It's tough. It's interesting, fun and tricky to play that — to play something so layered, where you're battling against yourself. My initial reaction to everything was to want to keep that "fuck you" attitude that I had in season one. Sam had to keep telling me, "You're not there anymore." That's teetering between a place of surrendering, and being in a position where you just have no other options, but still holding on to your core beliefs of loyalty and basically doing everything you said you would never do, or thought you would never do. The big thing to me that would always run through my head throughout this whole season, that helped me immediately get to that place, was that I would picture that scene in season one where Elliot and I were on the bench and I'm screaming because I'm so excited, and just how sad the difference is from that moment to where I am now. That this was never supposed to happen. It was never supposed to be this way. How the fuck did this happen? Having that picture in my mind, and then being in the situation that I'm in, with all of these layers, gave me everything I needed just in that one scene.
There's an incredible moment in this first episode, where Darlene rightly suspects she's being followed by the Dark Army, and she goes into a bathroom and screams, letting out all of the pain she's feeling. What do you remember about filming that scene?
It was a challenge. Especially when it's just all done in one shot! There's so much else involved that has to go right and is completely out of my control and has nothing to do with me. There were a hundred extras that day. It was a very big challenge, having to do something that emotional and vulnerable and intense, while at the same time being surrounded by all of these people talking and hanging out and adjusting your wardrobe and coming up to you and being able to stay in that headspace. That in and of itself is definitely a challenge. But even if none of that was there, just getting into that place was a challenge. The first take we did, I felt like I was very there and in it. And then I pulled out my phone and the phone wasn't working, and I was like, "Ahh! The phone!" I also broke the door one time from slamming it too hard. They had to fix the door. There were all of these different things that had to work and not just my performance. It's definitely the kitchen sink, dealing with that, while still trying to put out a good performance. It was really tricky. You use that frustration for the scene. But it was hard. The scenes are always hard, making that real and honest. That's where you see having these moments of vulnerability, where the audience can really feel for her and go, "Holy shit." That PTSD of my boyfriend dying, flashing before my eyes. "How did this happen?"
After that scene, Elliot and Darlene link up with Irving, the so-called "used car salesman" played by Bobby Cannavale, clearly affiliated with the Dark Army. What can you say about the character, and what it was like working with Cannavale this season?
He's so amazing. He's such a good actor. He's so funny. He's surprisingly funny in this role. Rami and I would sometimes just lose it, because he's so good. It's such a nuanced character. But it's awesome. He brings such a different vibe and something really fresh to the show. Plus, he's an awesome person. It's really great working with him and having him now be a part of this.

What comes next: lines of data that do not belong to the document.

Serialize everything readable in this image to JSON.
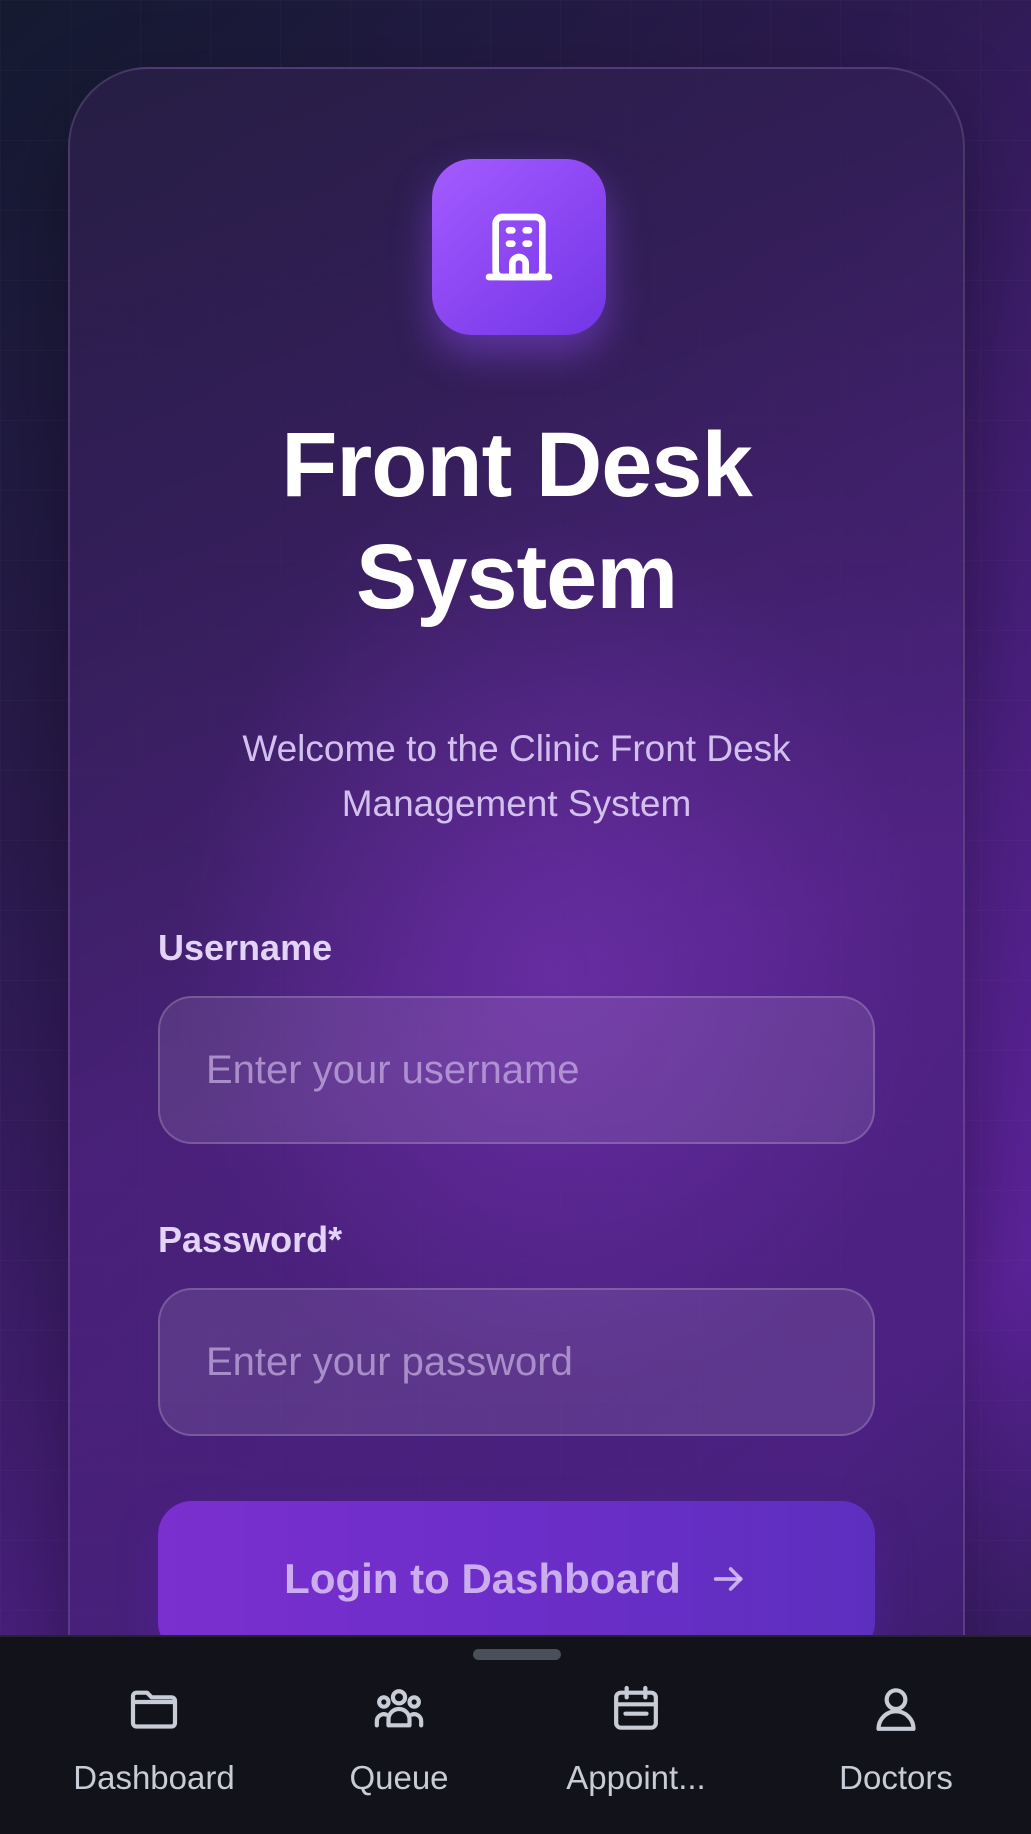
{
  "app": {
    "title_line1": "Front Desk",
    "title_line2": "System",
    "subtitle": "Welcome to the Clinic Front Desk Management System",
    "logo_icon": "building-icon"
  },
  "form": {
    "username_label": "Username",
    "username_placeholder": "Enter your username",
    "username_value": "",
    "password_label": "Password*",
    "password_placeholder": "Enter your password",
    "password_value": "",
    "submit_label": "Login to Dashboard",
    "submit_icon": "arrow-right-icon"
  },
  "bottom_nav": {
    "items": [
      {
        "label": "Dashboard",
        "icon": "folder-icon"
      },
      {
        "label": "Queue",
        "icon": "users-icon"
      },
      {
        "label": "Appoint...",
        "icon": "calendar-icon"
      },
      {
        "label": "Doctors",
        "icon": "user-icon"
      }
    ]
  },
  "colors": {
    "accent": "#8a45f2",
    "button": "#6c2ec8",
    "nav_bg": "#12131a"
  }
}
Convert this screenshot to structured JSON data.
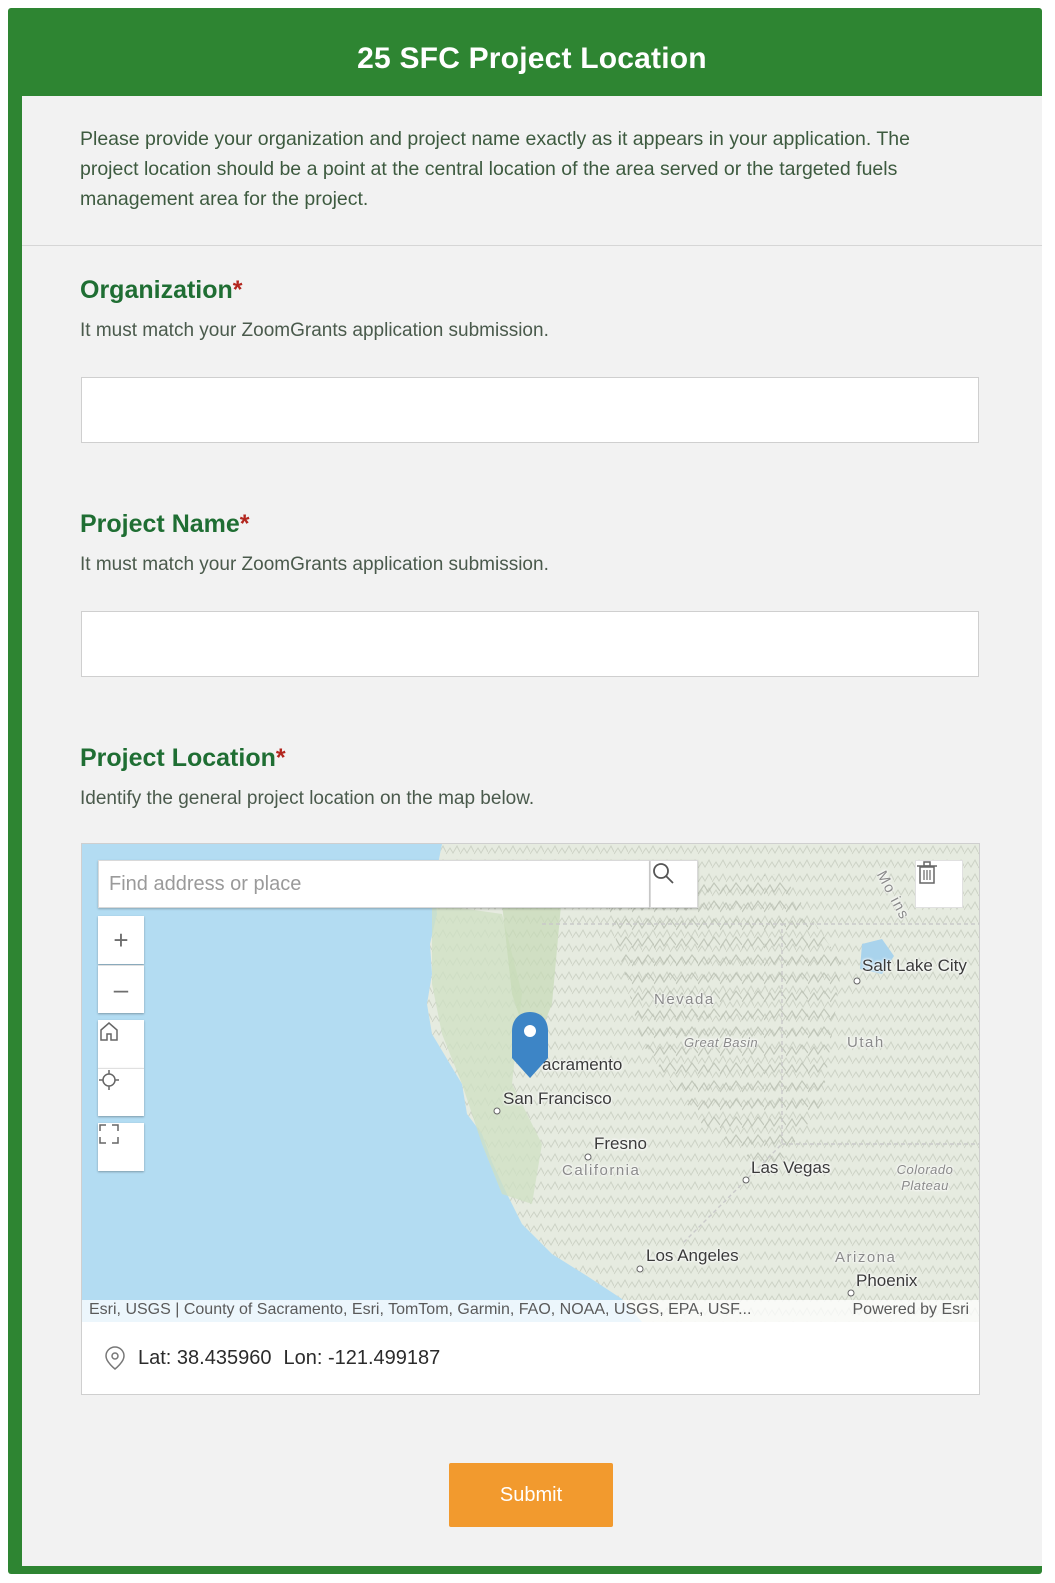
{
  "form": {
    "title": "25 SFC Project Location",
    "intro": "Please provide your organization and project name exactly as it appears in your application. The project location should be a point at the central location of the area served or the targeted fuels management area for the project.",
    "required_marker": "*",
    "questions": [
      {
        "title": "Organization",
        "description": "It must match your ZoomGrants application submission.",
        "value": ""
      },
      {
        "title": "Project Name",
        "description": "It must match your ZoomGrants application submission.",
        "value": ""
      },
      {
        "title": "Project Location",
        "description": "Identify the general project location on the map below."
      }
    ],
    "submit_label": "Submit"
  },
  "map": {
    "search_placeholder": "Find address or place",
    "zoom_in": "+",
    "zoom_out": "–",
    "labels": {
      "salt_lake_city": "Salt Lake City",
      "nevada": "Nevada",
      "great_basin": "Great Basin",
      "utah": "Utah",
      "sacramento": "acramento",
      "san_francisco": "San Francisco",
      "fresno": "Fresno",
      "california": "California",
      "las_vegas": "Las Vegas",
      "colorado_plateau": "Colorado Plateau",
      "los_angeles": "Los Angeles",
      "arizona": "Arizona",
      "phoenix": "Phoenix",
      "mountains_fragment": "Mo  ins"
    },
    "attribution": "Esri, USGS | County of Sacramento, Esri, TomTom, Garmin, FAO, NOAA, USGS, EPA, USF...",
    "powered_by": "Powered by Esri",
    "lat_label": "Lat:",
    "lat": "38.435960",
    "lon_label": "Lon:",
    "lon": "-121.499187",
    "colors": {
      "water": "#b3dcf2",
      "land": "#e9eee3",
      "marker": "#3d85c6"
    },
    "icons": [
      "search-icon",
      "trash-icon",
      "home-icon",
      "locate-icon",
      "fullscreen-icon",
      "location-pin-icon",
      "map-marker-icon"
    ]
  },
  "colors": {
    "header": "#2e8532",
    "heading_text": "#1f6e33",
    "required": "#b3261e",
    "submit": "#f29a2e"
  }
}
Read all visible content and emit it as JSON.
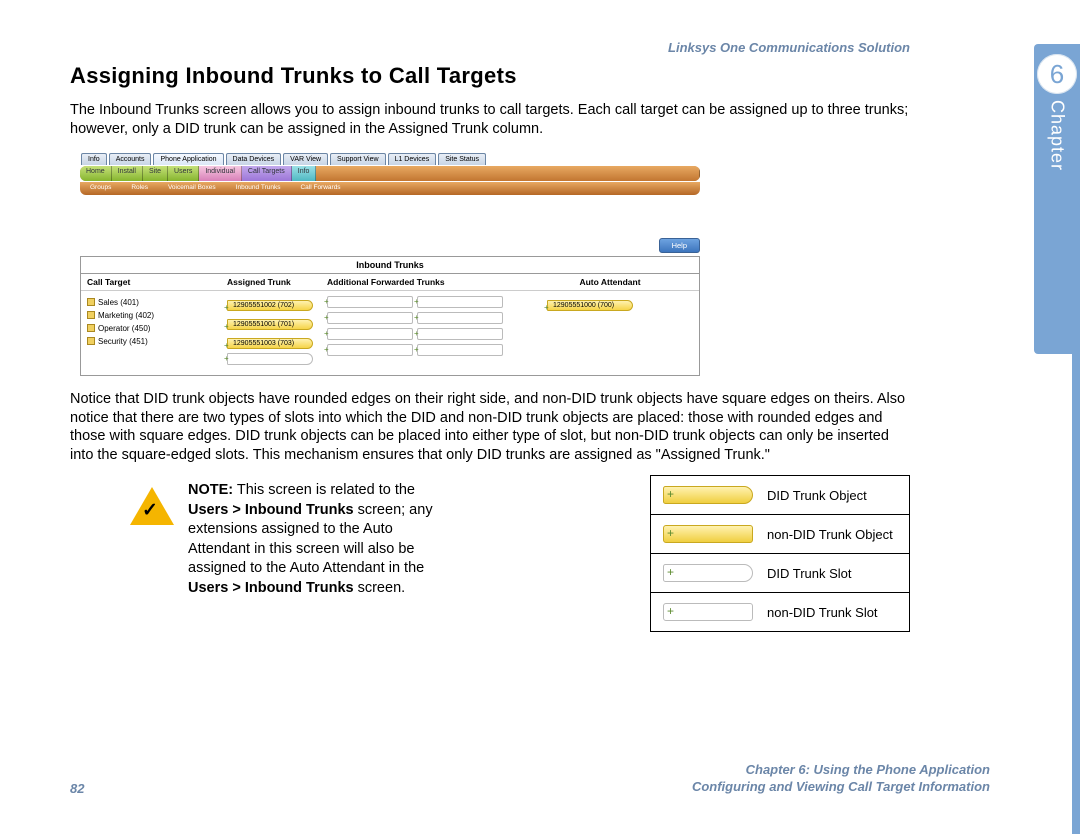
{
  "header": {
    "product": "Linksys One Communications Solution"
  },
  "chapter": {
    "number": "6",
    "label": "Chapter"
  },
  "title": "Assigning Inbound Trunks to Call Targets",
  "intro": "The Inbound Trunks screen allows you to assign inbound trunks to call targets. Each call target can be assigned up to three trunks; however, only a DID trunk can be assigned in the Assigned Trunk column.",
  "topTabs": {
    "items": [
      "Info",
      "Accounts",
      "Phone Application",
      "Data Devices",
      "VAR View",
      "Support View",
      "L1 Devices",
      "Site Status"
    ]
  },
  "navBar": {
    "items": [
      "Home",
      "Install",
      "Site",
      "Users",
      "Individual",
      "Call Targets",
      "Info"
    ]
  },
  "subBar": {
    "items": [
      "Groups",
      "Roles",
      "Voicemail Boxes",
      "Inbound Trunks",
      "Call Forwards"
    ]
  },
  "helpLabel": "Help",
  "trunkPanel": {
    "title": "Inbound Trunks",
    "columns": {
      "callTarget": "Call Target",
      "assigned": "Assigned Trunk",
      "additional": "Additional Forwarded Trunks",
      "auto": "Auto Attendant"
    },
    "callTargets": [
      "Sales (401)",
      "Marketing (402)",
      "Operator (450)",
      "Security (451)"
    ],
    "assignedTrunks": [
      "12905551002 (702)",
      "12905551001 (701)",
      "12905551003 (703)"
    ],
    "autoAttendant": "12905551000 (700)"
  },
  "body2": "Notice that DID trunk objects have rounded edges on their right side, and non-DID trunk objects have square edges on theirs. Also notice that there are two types of slots into which the DID and non-DID trunk objects are placed: those with rounded edges and those with square edges. DID trunk objects can be placed into either type of slot, but non-DID trunk objects can only be inserted into the square-edged slots. This mechanism ensures that only DID trunks are assigned as \"Assigned Trunk.\"",
  "note": {
    "boldPrefix": "NOTE:",
    "line1a": " This screen is related to the ",
    "bold1": "Users > Inbound Trunks",
    "line1b": " screen; any extensions assigned to the Auto Attendant in this screen will also be assigned to the Auto Attendant in the ",
    "bold2": "Users > Inbound Trunks",
    "line1c": " screen."
  },
  "legend": {
    "rows": [
      {
        "label": "DID Trunk Object"
      },
      {
        "label": "non-DID Trunk Object"
      },
      {
        "label": "DID Trunk Slot"
      },
      {
        "label": "non-DID Trunk Slot"
      }
    ]
  },
  "footer": {
    "page": "82",
    "line1": "Chapter 6: Using the Phone Application",
    "line2": "Configuring and Viewing Call Target Information"
  }
}
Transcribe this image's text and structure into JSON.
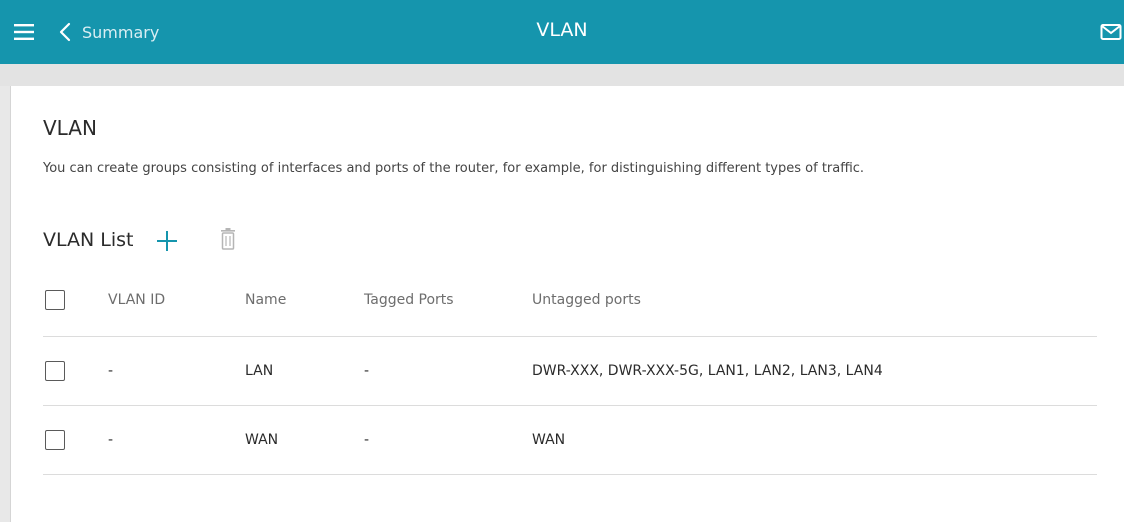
{
  "colors": {
    "header_bg": "#1595ad",
    "accent": "#1595ad",
    "icon_muted": "#b5b5b5"
  },
  "header": {
    "menu_icon": "hamburger-menu-icon",
    "back_icon": "chevron-left-icon",
    "back_label": "Summary",
    "title": "VLAN",
    "mail_icon": "mail-icon"
  },
  "section": {
    "title": "VLAN",
    "description": "You can create groups consisting of interfaces and ports of the router, for example, for distinguishing different types of traffic."
  },
  "vlan_list": {
    "title": "VLAN List",
    "add_icon": "plus-icon",
    "delete_icon": "trash-icon",
    "columns": [
      "VLAN ID",
      "Name",
      "Tagged Ports",
      "Untagged ports"
    ],
    "rows": [
      {
        "vlan_id": "-",
        "name": "LAN",
        "tagged": "-",
        "untagged": "DWR-XXX, DWR-XXX-5G, LAN1, LAN2, LAN3, LAN4",
        "checked": false
      },
      {
        "vlan_id": "-",
        "name": "WAN",
        "tagged": "-",
        "untagged": "WAN",
        "checked": false
      }
    ]
  }
}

Let's end at the beginning of the episode. The first scene of this entire third season ends with a huge reveal: an inside look at the Washington Township reactor, which boasts some sort of massive device. In the past, Whiterose has talked about parallel universes, and of course is obsessed with time. If Mr. Robot takes us firmly into sci-fi territory this season or at some point moving forward, do you think it will fit with how you've seen the show thus far, thematically?
I have no idea, to be honest. (Laughs.) I think our show is so unpredictable. Sam has such a crazy and interesting mind. I have no idea where it's going or what's happening. For all I know, we could all become elephants. I really have no idea what's going to happen! But if it does end up going that route, whatever he does, he'll make it great and beautiful. But I have no idea.